The woman is angry because Lamontagne, whose clients include the Roman Catholic Diocese of Manchester, has been laboring to bring about a merger — officially called an alliance — between Catholic Medical Center in Manchester and Dartmouth-Hitchcock Hospital, a medical facility that, like so many others, offers abortion and contraception among its reproductive "health" services. The terms of the "alliance" are such that it amounts to a takeover of CMC by Dartmouth-Hitchcock and, whatever they agree to do nor not do, it would mean the end of a Catholic hospital in New Hampshire's largest city.
"No one who helps to sell out a Catholic pro-life hospital to one of the biggest promoters of abortion rights in the Northeast is pro-life. I don't care what he says he is!!!" the lady wrote.
But of course the moneychangers in Washington do not know and possibly do not care what Lamontagne has been up to. They have an attractive candidate they think they can market to help their cause, which is to increase the wealth, power, and influence of the National Pro-Life Coalition.
To the lady's observations, I would add that when Lamontagne ran for Governor in 1996, his opponent, a state (and now U.S.) Senator named Jeanne Shaheen, challenged him on his pro-life stand in a televised debate. Lamontagne backpedaled from his own position so quickly and frenetically I thought he might fall off the stage — and almost wished he would.
Yes, Lamontagne said, he is pro-life. But that is a federal issue, not a state issue, and therefore, was not an issue in the gubernatorial campaign. It was a remarkable statement from a man who during his primary campaign against U.S. Rep. Bill Zeliff, a "pro-choice" Republican, did a targeted mailing to identified pro-lifers telling them how important it was to have a pro-life conservative in the corner office in Concord.
He lost in a landslide, and I do not even remotely suggest he would have won if he had been more forthright for the defense of human life. But he wouldn't have done any worse. His Faustian bargain ended as all such bargains ultimately end. He had mortgaged his soul and got nothing in return. Shaheen was elected and signed the legislative repeal of the state's anti-abortion laws. As a result, New Hampshire was left with no law of any kind on its books regulating abortion.
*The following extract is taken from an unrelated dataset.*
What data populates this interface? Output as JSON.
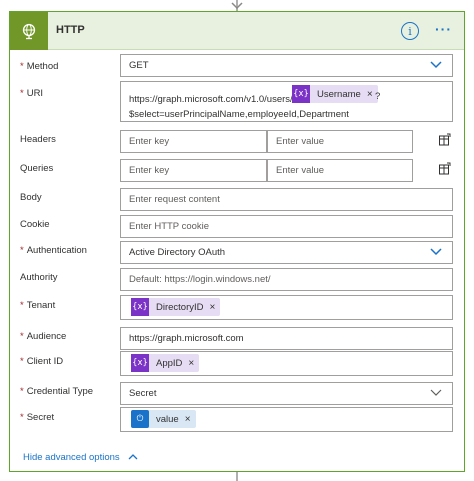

Jeanne Shaheen was promptly "honored" with a "Champion of Choice" Award by the New Hampshire chapter of the National Abortion Rights Action League and also has among her trophies the Margaret Sanger Award from the Planned Parenthood Federation of America. That was our Governor for six years in New Hampshire, though Lamontagne said it was a federal, not a state issue, so it didn't matter.
Didn't matter? Not a state issue? Following Shaheen's tenure, New Hampshire elected a genuinely pro-life Governor in Craig Benson. By all accounts Benson labored hard to persuade legislators to pass a parental notification law for New Hampshire, something the lawmakers had rejected time and again. But Gov. Benson was successful, got the law passed, and signed it. It was immediately challenged by Planned Parenthood and the New Hampshire Civil Liberties Union. A federal judge ruled it unconstitutional and Attorney General Kelly Ayotte, now one of Lamontagne's opponents in the September 14 primary, appealed that ruling and continued to appeal it all the way to the U.S. Supreme Court, despite pressure to drop the case from pro-abortion legislators and the governor who appointed her, Democrat John Lynch, who had by then succeeded Benson. The court, in Planned Parenthood v. Ayotte, found the legislation constitutionally flawed and the Democratic legislature elected in 2006 repealed it. Gov. Lynch, of course, signed the repeal, leaving New Hampshire again with no law whatsoever regulating abortion and abortion "rights." But Lamontagne said it was not a state issue and therefore a "non-issue" when he ran for Governor.
Few may remember it now, but when New Hampshire Right to Life, in the last days before that 1996 election, ran a radio ad urging voters to elect pro-life candidates, the ad made no mention of the race for Governor. The difference between the shamelessly pro-abortion Jeanne Shaheen and the timidly "pro-life" Ovide Lamontagne was considered not worth mentioning by New Hampshire's premier right-to-life organization. But chances are the people at the National Pro-Life Alliance don't know that. And it is quite possible they don't care.